Despite the use of societal or third-party insurer costs, the cost-utility for cyclosporine remains less than $50 000 per QALY for all of the sensitivity analyses, indicating that the overall analysis is robust. Using the conventional US upper limit of cost-effectiveness of $100 000 per QALY23 with the societal incremental CUR, the price of the drug could be increased by 175% before exceeding this limit. Using the average CUR, the cost of topical ocular cyclosporine could be increased up to 372% and still remain cost-effective. The Commission on Macroeconomics and Health of the World Health Organization suggests that an intervention costing less than less than 3 times the Gross Domestic Product per capita for each disability-adjusted life-year (an entity similar to the QALY) is cost-effective.56 For the United States, this equates to approximately $120 000 for cost-effectiveness. In this instance, the price of cyclosporine emulsion could be raised 228% using the societal incremental CUR model and 445% using the societal average CUR model before the upper limit of cost-effectiveness is reached.
As with any analysis, there are inherent weaknesses in the current study. The absence of randomized clinical trial data beyond 6 months is a drawback because the beneficial effect of cyclosporine could deteriorate with time. Nevertheless, it seems just as likely that the therapeutic effect in a trial population could improve with time if tear-producing cells continue to function more effectively.57
The possibility that a higher-risk population analyzed herein is different from that in a clinic setting is also a potential weakness. This anomaly, however, is accounted for in the sensitivity analyses.
Despite possible weaknesses, value-based medicine cost-utility analyses produce hard data with excellent reliability.23,24 These analyses build on level 1 evidence while integrating the drug benefits, adverse events, and quality-of-life aspects often overlooked in trials.25 As compared with evidence-based data alone, value-based analyses more accurately predict which therapies have the best comparative effectiveness and cost-effectiveness.23
In summary, 0.05% ophthalmic cyclosporine emulsion provides a 4.3% improvement in quality of life over conventional lubricant therapy for the treatment of moderate to severe dry eye disease. The use of topical cyclosporine is a cost-effective treatment strategy for a common disease that, when unresponsive to conventional lubricant therapy, causes a marked diminution in quality of life.
Correspondence: Gary C. Brown, MD, MBA, Center for Value-Based Medicine, Box 335, Flourtown, PA 19031 (email@example.com).

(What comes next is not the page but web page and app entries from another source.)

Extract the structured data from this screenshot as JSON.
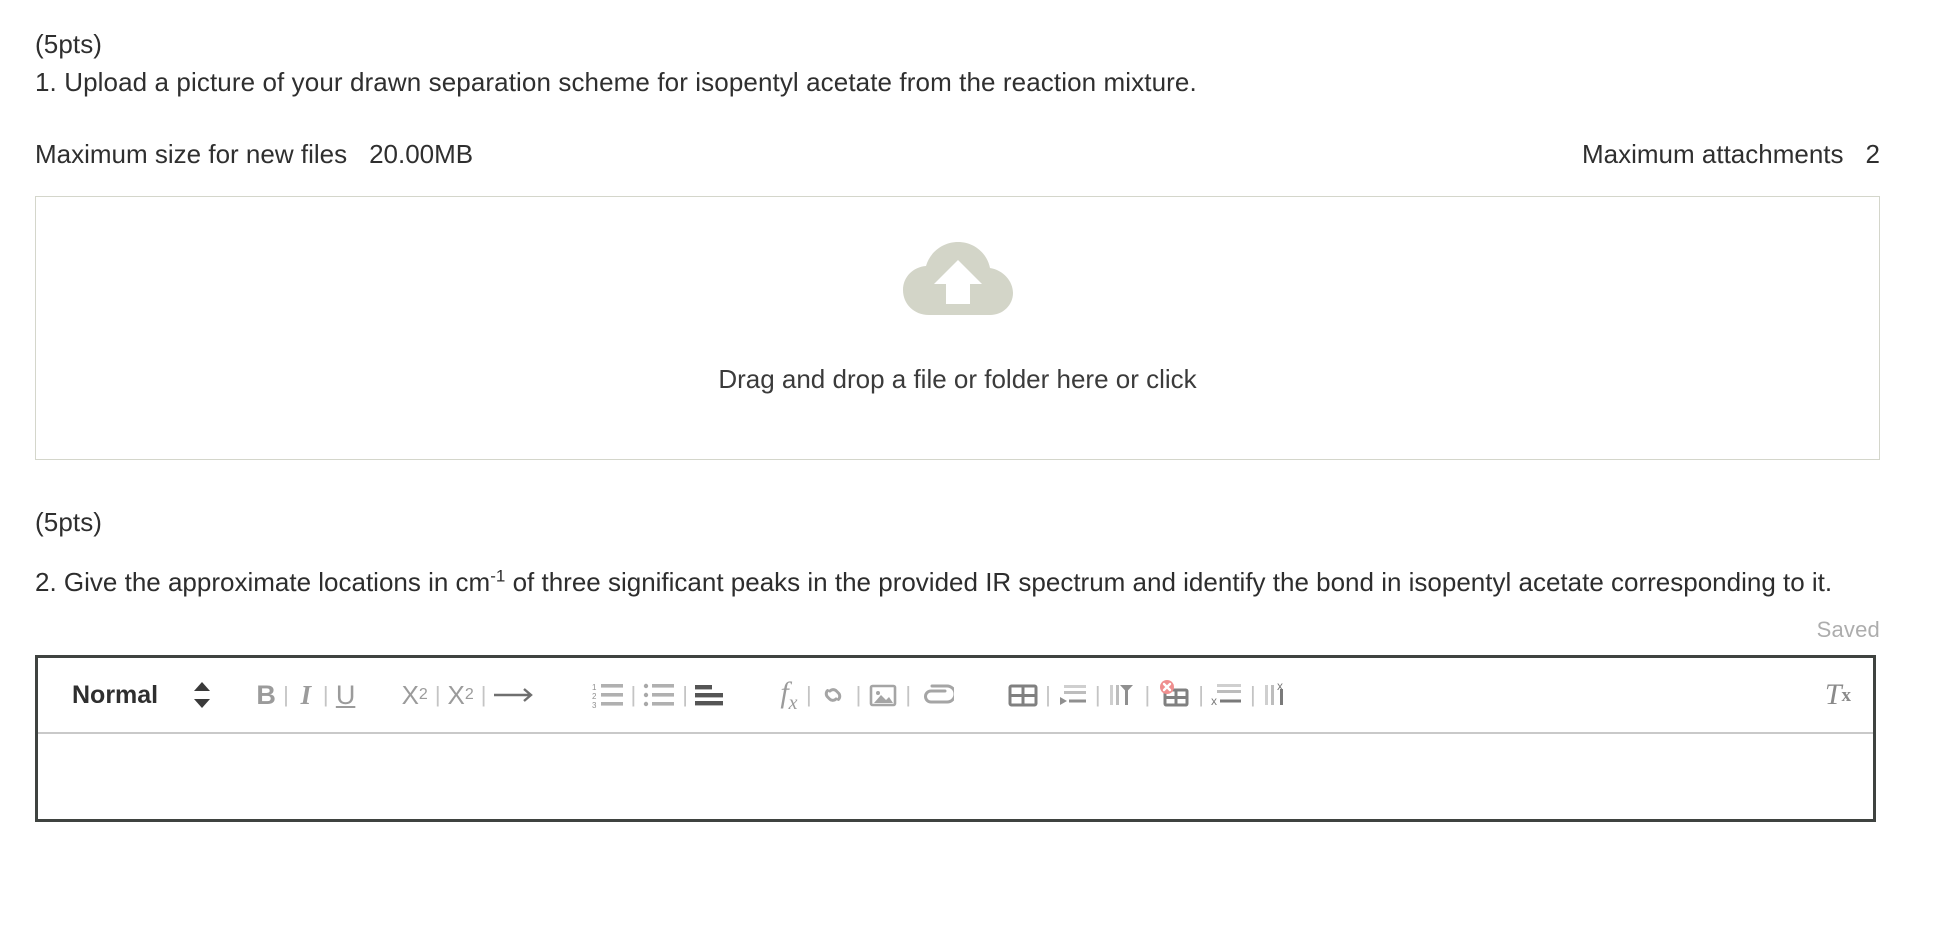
{
  "question1": {
    "points": "(5pts)",
    "prompt": "1. Upload a picture of your drawn separation scheme for isopentyl acetate from the reaction mixture."
  },
  "attachment_meta": {
    "max_size_label": "Maximum size for new files",
    "max_size_value": "20.00MB",
    "max_attachments_label": "Maximum attachments",
    "max_attachments_value": "2"
  },
  "dropzone": {
    "icon": "cloud-upload-icon",
    "text": "Drag and drop a file or folder here or click",
    "border_color": "#d4d6cb",
    "icon_color": "#d3d5c8"
  },
  "question2": {
    "points": "(5pts)",
    "prompt_part1": "2. Give the approximate locations in cm",
    "prompt_superscript": "-1",
    "prompt_part2": " of three significant peaks in the provided IR spectrum and identify the bond in isopentyl acetate corresponding to it."
  },
  "editor": {
    "status": "Saved",
    "status_color": "#adadad",
    "border_color": "#3f4340",
    "body_value": "",
    "body_placeholder": "",
    "toolbar": {
      "style_select": {
        "value": "Normal",
        "icon": "chevron-updown-icon"
      },
      "buttons": [
        {
          "name": "bold-button",
          "label": "B"
        },
        {
          "name": "italic-button",
          "label": "I"
        },
        {
          "name": "underline-button",
          "label": "U"
        },
        {
          "name": "subscript-button",
          "label": "X2"
        },
        {
          "name": "superscript-button",
          "label": "X2"
        },
        {
          "name": "text-direction-button",
          "label": "arrow-right-icon"
        },
        {
          "name": "numbered-list-button",
          "label": "numbered-list-icon"
        },
        {
          "name": "bulleted-list-button",
          "label": "bulleted-list-icon"
        },
        {
          "name": "align-button",
          "label": "align-left-icon"
        },
        {
          "name": "equation-button",
          "label": "fx"
        },
        {
          "name": "link-button",
          "label": "link-icon"
        },
        {
          "name": "image-button",
          "label": "image-icon"
        },
        {
          "name": "attachment-button",
          "label": "paperclip-icon"
        },
        {
          "name": "insert-table-button",
          "label": "table-icon"
        },
        {
          "name": "insert-row-button",
          "label": "insert-row-icon"
        },
        {
          "name": "insert-column-button",
          "label": "insert-column-icon"
        },
        {
          "name": "delete-table-button",
          "label": "delete-table-icon"
        },
        {
          "name": "delete-row-button",
          "label": "delete-row-icon"
        },
        {
          "name": "delete-column-button",
          "label": "delete-column-icon"
        },
        {
          "name": "clear-formatting-button",
          "label": "Tx"
        }
      ],
      "separator": "|"
    }
  }
}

Submitted for Publication: June 24, 2008; final revision received August 22, 2008; accepted August 27, 2008.
Author Contributions: Dr M. M. Brown and Ms H. C. Brown had full access to all of the data in the study and take responsibility for the integrity of the data and the accuracy of the data analysis.
Financial Disclosures: Drs. M. M. and G. C. Brown report being shareholders in the Center for Value-Based Medicine. Allergan, Inc, is a client of the Center for Value-Based Medicine and supported the current study with a grant. Ms H. C. Brown reported no financial disclosures.
Funding/Support: The study was supported by Allergan, Inc; the Center for Value-Based Medicine, Flourtown, Pennsylvania; and the Eye Research Institute, Philadelphia, Pennsylvania.
Role of the Sponsor: Neither Allergan, Inc, the Center for Value-Based Medicine, nor the Eye Research Institute had any say in the design of the study, execution of the study, the interpretation of data, or writing of the manuscript.